Piracy Solutions - Ships should carry their own specialized defense group
May 2, 2011
Capt. Stephen Thomas
Ships should carry their own specialized defense group
I'm sorry; I fail to see why vessels do not take responsibility for this area of their own safety. We do our own collision avoidance ("Let's do something to avoid hitting that ship."), our own SMS ("Is it safe to do that? Are we doing that in the safest way."), our own navigation planning ("Big rocks and shoals in the way; let's go around them."). Why do we then expect to completely wash our hands of anti-piracy responsibility?
As far as the recent attacks on private yachts, any decent risk-assessment of a passage in a small vessel through the waters in question will surely flag up the unacceptable level of danger as things stand today.
More generally, I would make the comparison with the air carrier industry where air marshals, deputized by national law-enforcement, are present on many flights, acting both as a well-publicized deterrent and able to respond if the worst ever happens.
Does anyone know of a vessel with an armed protection team embarked that has ever been taken by "Somali" pirates? I don't. I've first-hand knowledge of two transits through the area; one with an embarked protection team and one with an armed escort vessel. I have no doubt ofthe outcome of any encounter with the ungodly. Costs are reasonable â€” especially if compared with the alternatives.
Please note that I am absolutely not advocating the arming of the existing ship's crew as some form of ad-hoc defense force. We have specialists in the other departments on the ship; deck, engines, housekeeping, etc. So it follows that you need experienced specialists in the security department as well.
I would envisage a system where individuals are licensed and deputized by flag states. In addition, vessels carrying armed protection would have to have a flag-state approved SMS covering weapon safety, drills and, of course, rules of engagement.
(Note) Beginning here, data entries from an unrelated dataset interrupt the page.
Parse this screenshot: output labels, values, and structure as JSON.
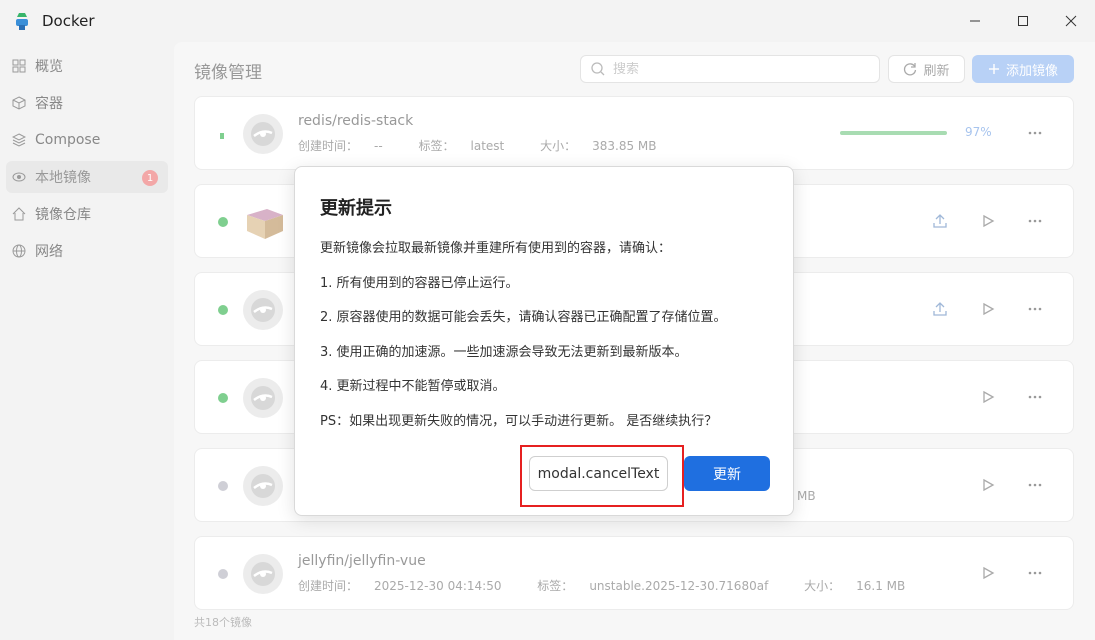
{
  "window": {
    "title": "Docker"
  },
  "sidebar": {
    "items": [
      {
        "label": "概览",
        "icon": "grid-icon"
      },
      {
        "label": "容器",
        "icon": "cube-icon"
      },
      {
        "label": "Compose",
        "icon": "layers-icon"
      },
      {
        "label": "本地镜像",
        "icon": "eye-icon",
        "badge": "1",
        "active": true
      },
      {
        "label": "镜像仓库",
        "icon": "home-icon"
      },
      {
        "label": "网络",
        "icon": "globe-icon"
      }
    ]
  },
  "header": {
    "title": "镜像管理",
    "search_placeholder": "搜索",
    "refresh_label": "刷新",
    "add_label": "添加镜像"
  },
  "images": [
    {
      "name": "redis/redis-stack",
      "created_label": "创建时间：",
      "created": "--",
      "tag_label": "标签：",
      "tag": "latest",
      "size_label": "大小：",
      "size": "383.85 MB",
      "progress": 97,
      "progress_text": "97%"
    },
    {
      "name": "jellyfin/jellyfin-vue",
      "created_label": "创建时间：",
      "created": "2025-12-30 04:14:50",
      "tag_label": "标签：",
      "tag": "unstable.2025-12-30.71680af",
      "size_label": "大小：",
      "size": "16.1 MB"
    }
  ],
  "partial_size_fragment": "MB",
  "footer": {
    "count_text": "共18个镜像"
  },
  "modal": {
    "title": "更新提示",
    "lines": [
      "更新镜像会拉取最新镜像并重建所有使用到的容器，请确认：",
      "1. 所有使用到的容器已停止运行。",
      "2. 原容器使用的数据可能会丢失，请确认容器已正确配置了存储位置。",
      "3. 使用正确的加速源。一些加速源会导致无法更新到最新版本。",
      "4. 更新过程中不能暂停或取消。",
      "PS：如果出现更新失败的情况，可以手动进行更新。 是否继续执行？"
    ],
    "cancel_label": "modal.cancelText",
    "confirm_label": "更新"
  },
  "colors": {
    "primary": "#1f6fe0",
    "highlight": "#e62020",
    "status_green": "#7fcf8f",
    "status_gray": "#cfcfd6",
    "badge": "#f3a7a7"
  }
}
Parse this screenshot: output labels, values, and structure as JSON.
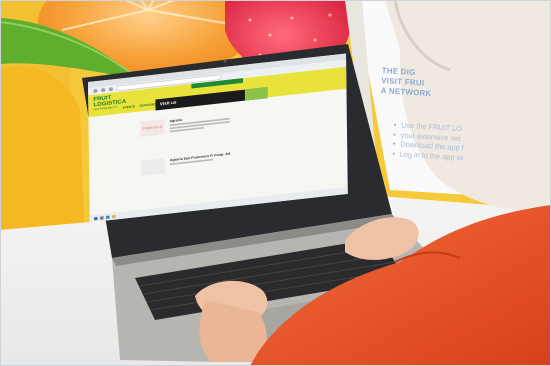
{
  "website": {
    "logo_line1": "FRUIT",
    "logo_line2": "LOGISTICA",
    "logo_sub": "HUB FIRMENBUCH",
    "nav": [
      "EVENTS",
      "BESUCHEN",
      "AUSSTELLEN",
      "PRESSE"
    ],
    "banner_text": "Visit us",
    "cards": [
      {
        "image_label": "Paderland",
        "date": "",
        "title": "Agraria",
        "lines": 3
      },
      {
        "image_label": "",
        "date": "",
        "title": "Agraria San Francesco P. Coop. Arl.",
        "lines": 1
      }
    ]
  },
  "poster": {
    "headline_lines": [
      "THE DIG",
      "VISIT FRUI",
      "A NETWORK"
    ],
    "list_lines": [
      "Use the FRUIT LO",
      "your extensive net",
      "Download the app f",
      "Log in to the app wi"
    ]
  },
  "colors": {
    "site_yellow": "#e9e23a",
    "site_green": "#1f7a2c",
    "sweater_red": "#e8532a",
    "poster_blue": "#8aa9cf"
  }
}
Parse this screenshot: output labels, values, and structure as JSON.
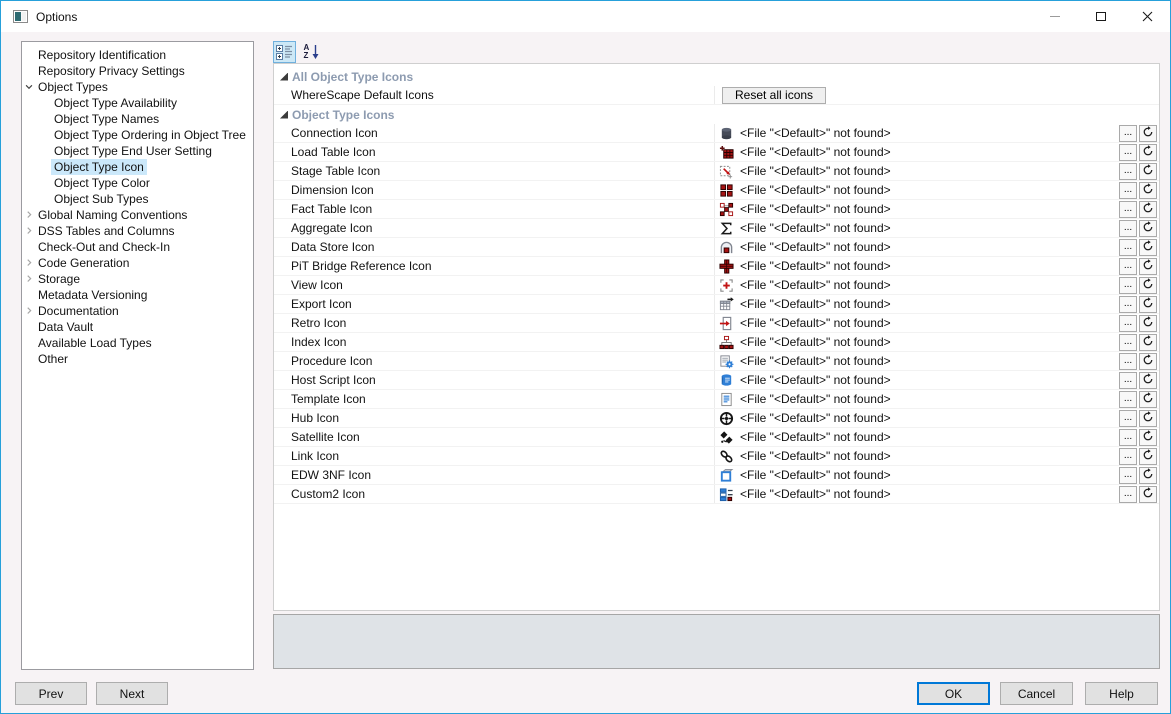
{
  "window": {
    "title": "Options",
    "controls": {
      "minimize": "minimize",
      "maximize": "maximize",
      "close": "close"
    }
  },
  "colors": {
    "window_border": "#26a0da",
    "accent": "#0078d7",
    "tree_selection": "#cbe8fa",
    "category_text": "#8d9bb0",
    "description_panel_bg": "#dfe3e7",
    "icon_red": "#a61313",
    "icon_blue": "#2f7fd6"
  },
  "sidebar": {
    "items": [
      {
        "label": "Repository Identification",
        "level": 0,
        "chevron": null,
        "selected": false
      },
      {
        "label": "Repository Privacy Settings",
        "level": 0,
        "chevron": null,
        "selected": false
      },
      {
        "label": "Object Types",
        "level": 0,
        "chevron": "expanded",
        "selected": false
      },
      {
        "label": "Object Type Availability",
        "level": 1,
        "chevron": null,
        "selected": false
      },
      {
        "label": "Object Type Names",
        "level": 1,
        "chevron": null,
        "selected": false
      },
      {
        "label": "Object Type Ordering in Object Tree",
        "level": 1,
        "chevron": null,
        "selected": false
      },
      {
        "label": "Object Type End User Setting",
        "level": 1,
        "chevron": null,
        "selected": false
      },
      {
        "label": "Object Type Icon",
        "level": 1,
        "chevron": null,
        "selected": true
      },
      {
        "label": "Object Type Color",
        "level": 1,
        "chevron": null,
        "selected": false
      },
      {
        "label": "Object Sub Types",
        "level": 1,
        "chevron": null,
        "selected": false
      },
      {
        "label": "Global Naming Conventions",
        "level": 0,
        "chevron": "collapsed",
        "selected": false
      },
      {
        "label": "DSS Tables and Columns",
        "level": 0,
        "chevron": "collapsed",
        "selected": false
      },
      {
        "label": "Check-Out and Check-In",
        "level": 0,
        "chevron": null,
        "selected": false
      },
      {
        "label": "Code Generation",
        "level": 0,
        "chevron": "collapsed",
        "selected": false
      },
      {
        "label": "Storage",
        "level": 0,
        "chevron": "collapsed",
        "selected": false
      },
      {
        "label": "Metadata Versioning",
        "level": 0,
        "chevron": null,
        "selected": false
      },
      {
        "label": "Documentation",
        "level": 0,
        "chevron": "collapsed",
        "selected": false
      },
      {
        "label": "Data Vault",
        "level": 0,
        "chevron": null,
        "selected": false
      },
      {
        "label": "Available Load Types",
        "level": 0,
        "chevron": null,
        "selected": false
      },
      {
        "label": "Other",
        "level": 0,
        "chevron": null,
        "selected": false
      }
    ]
  },
  "toolbar": {
    "buttons": [
      {
        "name": "categorized-view-icon",
        "selected": true
      },
      {
        "name": "sort-alphabetical-icon",
        "selected": false,
        "letter_a": "A",
        "letter_z": "Z"
      }
    ]
  },
  "property_grid": {
    "browse_label": "...",
    "sections": [
      {
        "title": "All Object Type Icons",
        "rows": [
          {
            "label": "WhereScape Default Icons",
            "type": "action",
            "button_label": "Reset all icons"
          }
        ]
      },
      {
        "title": "Object Type Icons",
        "rows": [
          {
            "label": "Connection Icon",
            "icon": "database-icon",
            "value": "<File \"<Default>\" not found>"
          },
          {
            "label": "Load Table Icon",
            "icon": "load-table-icon",
            "value": "<File \"<Default>\" not found>"
          },
          {
            "label": "Stage Table Icon",
            "icon": "stage-table-icon",
            "value": "<File \"<Default>\" not found>"
          },
          {
            "label": "Dimension Icon",
            "icon": "dimension-icon",
            "value": "<File \"<Default>\" not found>"
          },
          {
            "label": "Fact Table Icon",
            "icon": "fact-table-icon",
            "value": "<File \"<Default>\" not found>"
          },
          {
            "label": "Aggregate Icon",
            "icon": "aggregate-sigma-icon",
            "value": "<File \"<Default>\" not found>"
          },
          {
            "label": "Data Store Icon",
            "icon": "data-store-icon",
            "value": "<File \"<Default>\" not found>"
          },
          {
            "label": "PiT Bridge Reference Icon",
            "icon": "pit-bridge-icon",
            "value": "<File \"<Default>\" not found>"
          },
          {
            "label": "View Icon",
            "icon": "view-icon",
            "value": "<File \"<Default>\" not found>"
          },
          {
            "label": "Export Icon",
            "icon": "export-icon",
            "value": "<File \"<Default>\" not found>"
          },
          {
            "label": "Retro Icon",
            "icon": "retro-icon",
            "value": "<File \"<Default>\" not found>"
          },
          {
            "label": "Index Icon",
            "icon": "index-icon",
            "value": "<File \"<Default>\" not found>"
          },
          {
            "label": "Procedure Icon",
            "icon": "procedure-icon",
            "value": "<File \"<Default>\" not found>"
          },
          {
            "label": "Host Script Icon",
            "icon": "host-script-icon",
            "value": "<File \"<Default>\" not found>"
          },
          {
            "label": "Template Icon",
            "icon": "template-icon",
            "value": "<File \"<Default>\" not found>"
          },
          {
            "label": "Hub Icon",
            "icon": "hub-icon",
            "value": "<File \"<Default>\" not found>"
          },
          {
            "label": "Satellite Icon",
            "icon": "satellite-icon",
            "value": "<File \"<Default>\" not found>"
          },
          {
            "label": "Link Icon",
            "icon": "link-icon",
            "value": "<File \"<Default>\" not found>"
          },
          {
            "label": "EDW 3NF Icon",
            "icon": "edw-3nf-icon",
            "value": "<File \"<Default>\" not found>"
          },
          {
            "label": "Custom2 Icon",
            "icon": "custom2-icon",
            "value": "<File \"<Default>\" not found>"
          }
        ]
      }
    ]
  },
  "footer": {
    "prev": "Prev",
    "next": "Next",
    "ok": "OK",
    "cancel": "Cancel",
    "help": "Help"
  }
}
At the same time we do need to look for a better regulatory environment in Somalia and an improved enforcement regime. Others have suggested a blockade of Somali coastal waters and persistent surveillance of waters further offshore with the aim of inspecting/interdicting any vessels of interest. It will need a huge force to blockade that coastline and to carry out the requisite surveillance and that will entail considerable costs which will have to be passed on one way or another. Ultimately though, the best solution is a functioning Somali government.
Capt. Stephen Thomas is master of Fadlallah, a large motor yacht based in Saudi Arabia. In his previous military career he served with both airborne and marine forces.